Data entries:

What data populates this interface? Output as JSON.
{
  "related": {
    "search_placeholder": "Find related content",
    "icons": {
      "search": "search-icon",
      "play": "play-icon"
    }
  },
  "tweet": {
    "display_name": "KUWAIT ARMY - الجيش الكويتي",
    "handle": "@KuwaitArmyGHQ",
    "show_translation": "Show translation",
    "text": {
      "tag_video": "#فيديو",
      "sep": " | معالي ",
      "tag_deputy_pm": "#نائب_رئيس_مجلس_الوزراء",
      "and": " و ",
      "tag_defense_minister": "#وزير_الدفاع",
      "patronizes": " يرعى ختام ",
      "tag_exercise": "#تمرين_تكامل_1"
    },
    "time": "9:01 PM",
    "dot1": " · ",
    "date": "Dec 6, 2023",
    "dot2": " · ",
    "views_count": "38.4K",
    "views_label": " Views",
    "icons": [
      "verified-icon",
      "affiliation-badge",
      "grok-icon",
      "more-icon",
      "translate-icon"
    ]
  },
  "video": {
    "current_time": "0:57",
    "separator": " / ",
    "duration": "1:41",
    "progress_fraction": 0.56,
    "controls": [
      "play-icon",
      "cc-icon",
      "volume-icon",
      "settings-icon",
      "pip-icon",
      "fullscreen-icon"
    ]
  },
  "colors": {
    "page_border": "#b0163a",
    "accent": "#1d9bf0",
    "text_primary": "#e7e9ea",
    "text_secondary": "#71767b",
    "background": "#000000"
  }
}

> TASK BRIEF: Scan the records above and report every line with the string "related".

> SOLUTION TO THE EXERCISE:
  "related": {
    "search_placeholder": "Find related content",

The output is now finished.